→ **GIVEN RECORDS**:

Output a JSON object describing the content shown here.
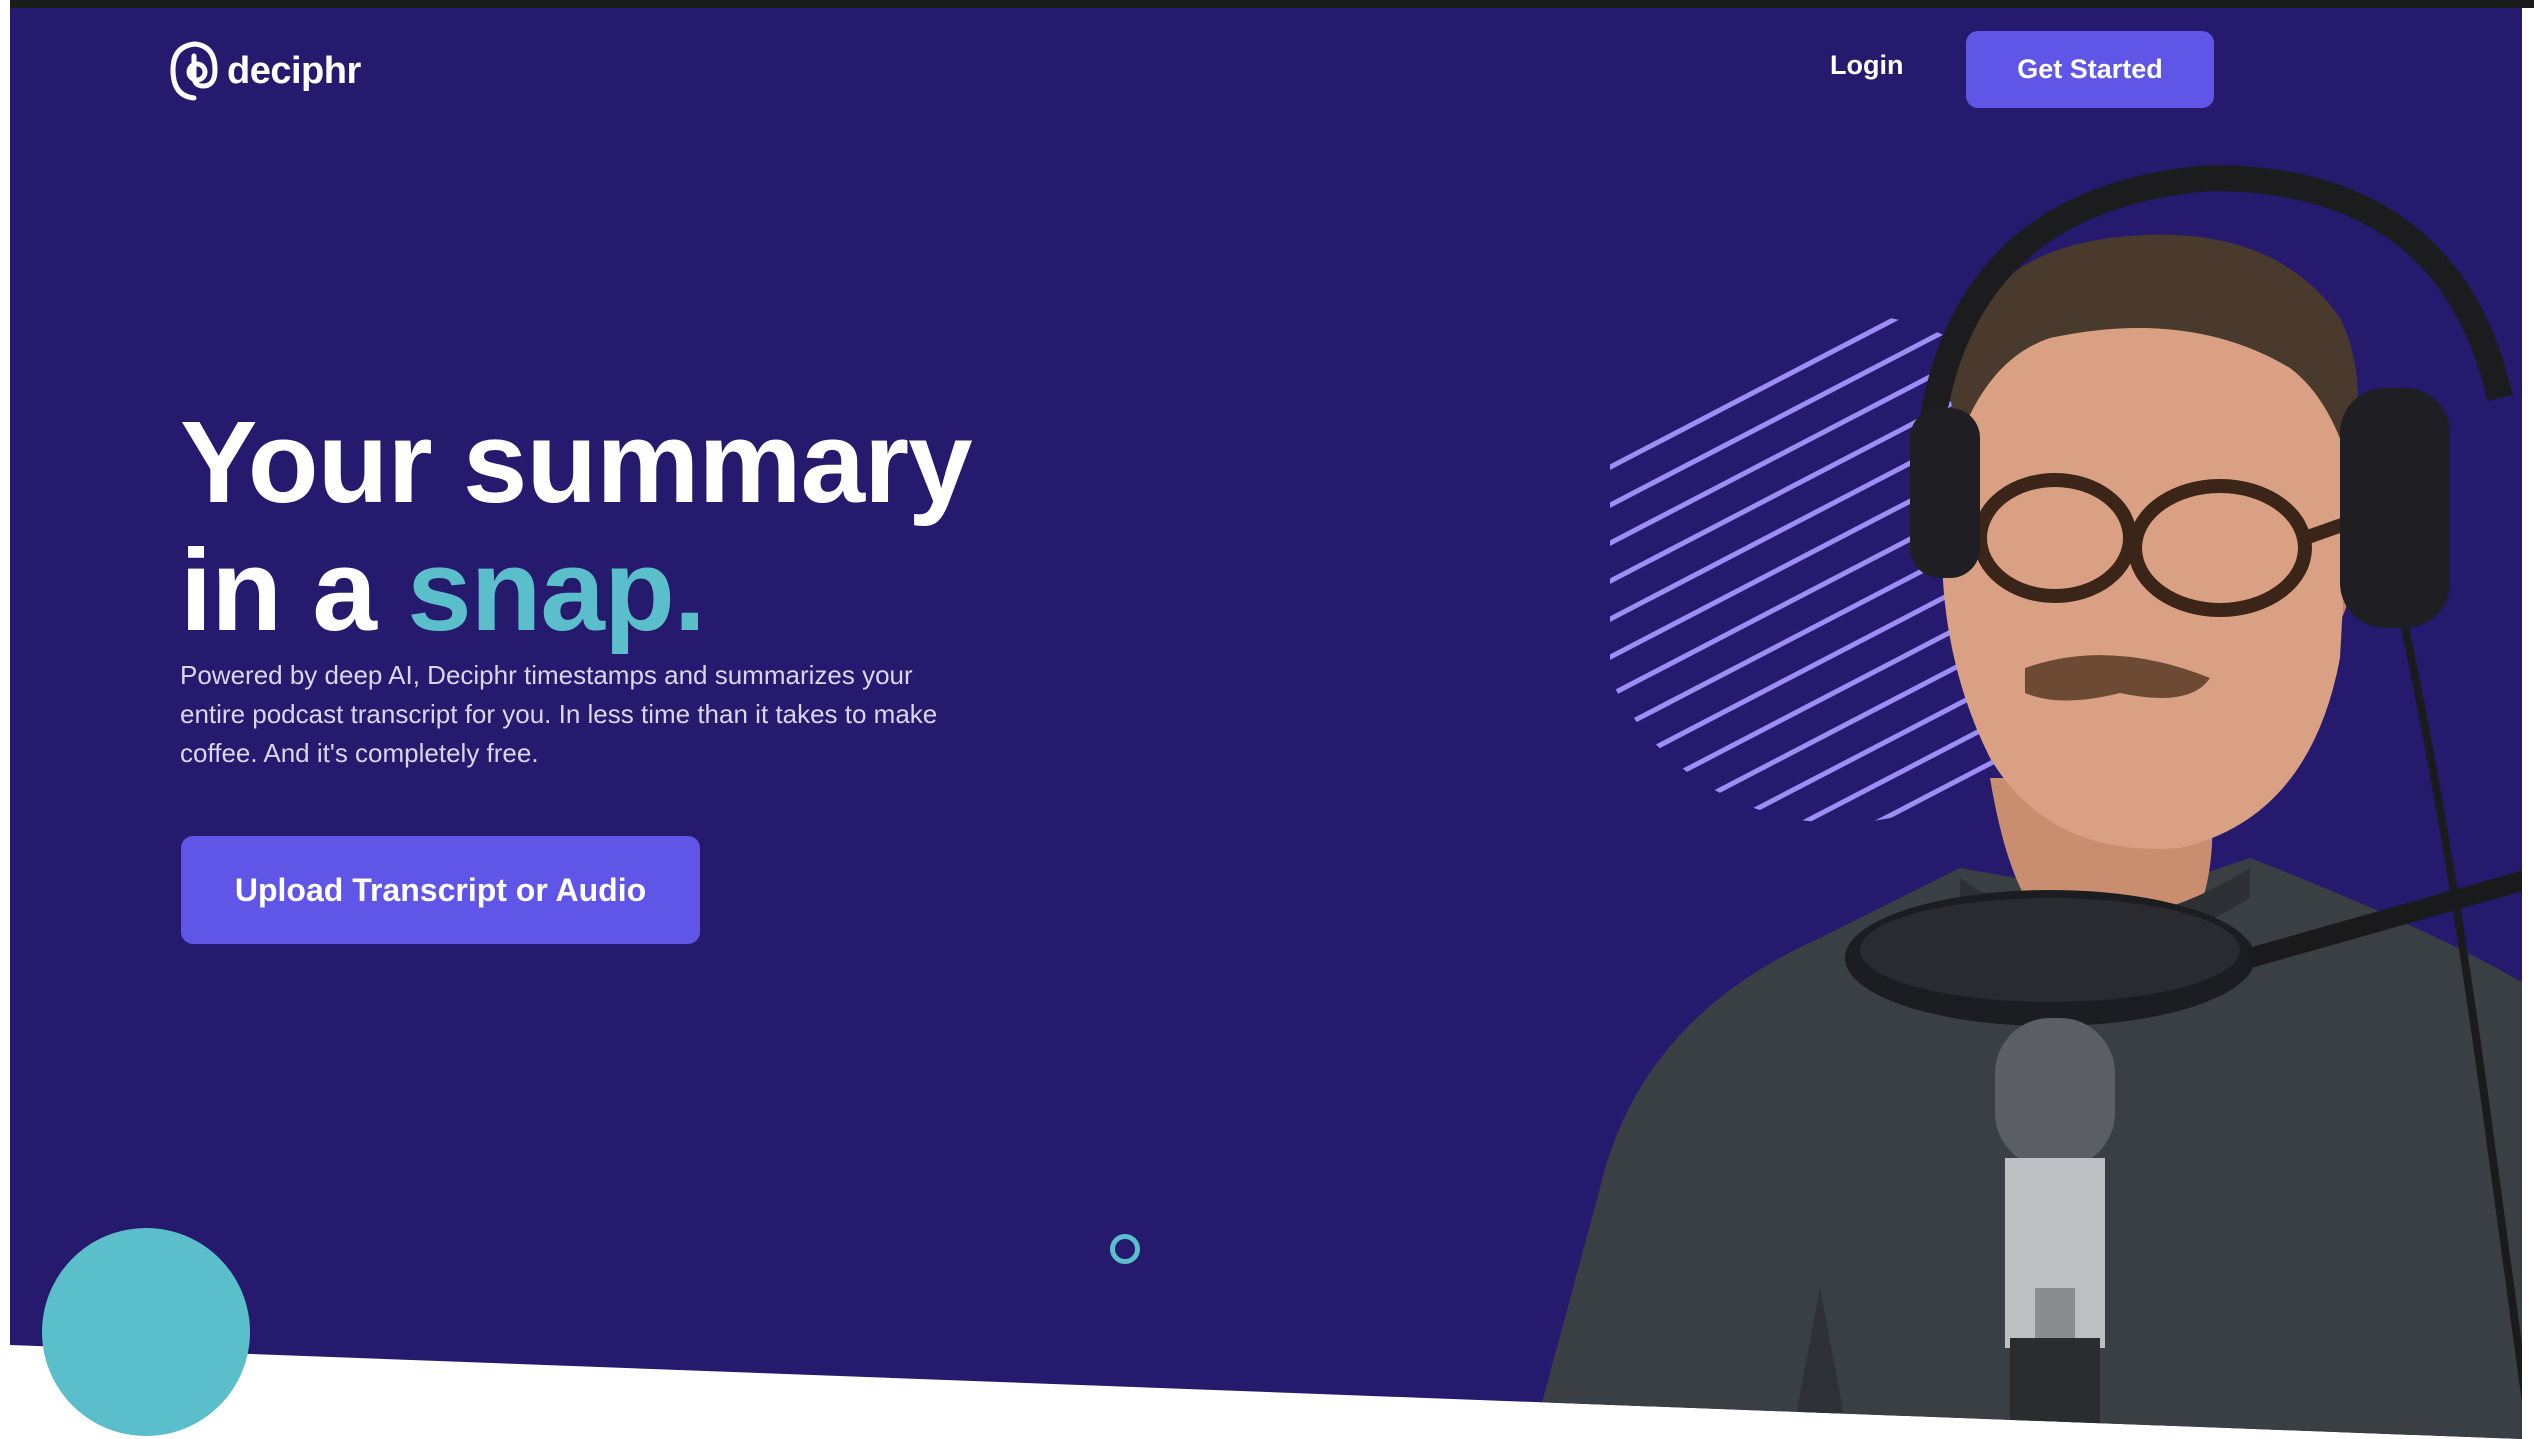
{
  "brand": {
    "name": "deciphr",
    "logo_icon": "deciphr-logo-icon"
  },
  "nav": {
    "login_label": "Login",
    "cta_label": "Get Started"
  },
  "hero": {
    "headline_line1": "Your summary",
    "headline_line2_prefix": "in a ",
    "headline_accent": "snap.",
    "description": "Powered by deep AI, Deciphr timestamps and summarizes your entire podcast transcript for you. In less time than it takes to make coffee. And it's completely free.",
    "upload_label": "Upload Transcript or Audio"
  },
  "colors": {
    "background": "#261a6e",
    "accent_teal": "#5bbfcb",
    "button_purple": "#5f55e6",
    "stripe_lavender": "#9b8ff5"
  }
}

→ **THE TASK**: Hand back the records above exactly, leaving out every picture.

→ **WRITTEN RESPONSE**:
Output a JSON object describing the content shown here.
{
  "brand": {
    "name": "deciphr",
    "logo_icon": "deciphr-logo-icon"
  },
  "nav": {
    "login_label": "Login",
    "cta_label": "Get Started"
  },
  "hero": {
    "headline_line1": "Your summary",
    "headline_line2_prefix": "in a ",
    "headline_accent": "snap.",
    "description": "Powered by deep AI, Deciphr timestamps and summarizes your entire podcast transcript for you. In less time than it takes to make coffee. And it's completely free.",
    "upload_label": "Upload Transcript or Audio"
  },
  "colors": {
    "background": "#261a6e",
    "accent_teal": "#5bbfcb",
    "button_purple": "#5f55e6",
    "stripe_lavender": "#9b8ff5"
  }
}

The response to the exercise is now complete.